** EXERCISE DIRECTIONS **
An exact, complete copy of the data is all that is needed.

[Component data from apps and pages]
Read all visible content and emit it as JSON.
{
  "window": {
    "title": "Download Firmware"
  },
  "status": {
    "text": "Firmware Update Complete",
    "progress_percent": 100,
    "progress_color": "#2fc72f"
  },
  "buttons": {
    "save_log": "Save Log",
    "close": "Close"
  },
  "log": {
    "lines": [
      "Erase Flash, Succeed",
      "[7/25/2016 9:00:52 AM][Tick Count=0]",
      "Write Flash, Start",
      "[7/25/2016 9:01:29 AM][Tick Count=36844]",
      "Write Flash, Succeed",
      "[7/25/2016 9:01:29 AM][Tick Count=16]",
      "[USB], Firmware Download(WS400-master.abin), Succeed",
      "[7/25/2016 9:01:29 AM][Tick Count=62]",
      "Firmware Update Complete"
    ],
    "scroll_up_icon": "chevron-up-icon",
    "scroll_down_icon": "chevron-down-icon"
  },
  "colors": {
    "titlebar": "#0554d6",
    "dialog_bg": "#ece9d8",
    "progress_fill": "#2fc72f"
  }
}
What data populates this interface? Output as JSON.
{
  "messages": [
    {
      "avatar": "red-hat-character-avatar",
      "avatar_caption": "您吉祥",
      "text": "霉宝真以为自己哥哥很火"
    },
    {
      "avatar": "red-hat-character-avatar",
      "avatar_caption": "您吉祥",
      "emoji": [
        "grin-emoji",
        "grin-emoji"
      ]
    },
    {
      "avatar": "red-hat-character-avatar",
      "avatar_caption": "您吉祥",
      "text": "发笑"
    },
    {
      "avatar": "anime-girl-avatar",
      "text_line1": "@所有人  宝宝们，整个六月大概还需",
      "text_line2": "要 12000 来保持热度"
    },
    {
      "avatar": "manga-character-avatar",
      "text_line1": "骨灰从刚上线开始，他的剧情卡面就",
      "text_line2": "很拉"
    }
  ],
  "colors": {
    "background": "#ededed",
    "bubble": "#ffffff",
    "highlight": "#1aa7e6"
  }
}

** SOLUTION **
Read all visible content and emit it as JSON.
{
  "window": {
    "title": "Download Firmware"
  },
  "status": {
    "text": "Firmware Update Complete",
    "progress_percent": 100,
    "progress_color": "#2fc72f"
  },
  "buttons": {
    "save_log": "Save Log",
    "close": "Close"
  },
  "log": {
    "lines": [
      "Erase Flash, Succeed",
      "[7/25/2016 9:00:52 AM][Tick Count=0]",
      "Write Flash, Start",
      "[7/25/2016 9:01:29 AM][Tick Count=36844]",
      "Write Flash, Succeed",
      "[7/25/2016 9:01:29 AM][Tick Count=16]",
      "[USB], Firmware Download(WS400-master.abin), Succeed",
      "[7/25/2016 9:01:29 AM][Tick Count=62]",
      "Firmware Update Complete"
    ],
    "scroll_up_icon": "chevron-up-icon",
    "scroll_down_icon": "chevron-down-icon"
  },
  "colors": {
    "titlebar": "#0554d6",
    "dialog_bg": "#ece9d8",
    "progress_fill": "#2fc72f"
  }
}
What data populates this interface? Output as JSON.
{
  "messages": [
    {
      "avatar": "red-hat-character-avatar",
      "avatar_caption": "您吉祥",
      "text": "霉宝真以为自己哥哥很火"
    },
    {
      "avatar": "red-hat-character-avatar",
      "avatar_caption": "您吉祥",
      "emoji": [
        "grin-emoji",
        "grin-emoji"
      ]
    },
    {
      "avatar": "red-hat-character-avatar",
      "avatar_caption": "您吉祥",
      "text": "发笑"
    },
    {
      "avatar": "anime-girl-avatar",
      "text_line1": "@所有人  宝宝们，整个六月大概还需",
      "text_line2": "要 12000 来保持热度"
    },
    {
      "avatar": "manga-character-avatar",
      "text_line1": "骨灰从刚上线开始，他的剧情卡面就",
      "text_line2": "很拉"
    }
  ],
  "colors": {
    "background": "#ededed",
    "bubble": "#ffffff",
    "highlight": "#1aa7e6"
  }
}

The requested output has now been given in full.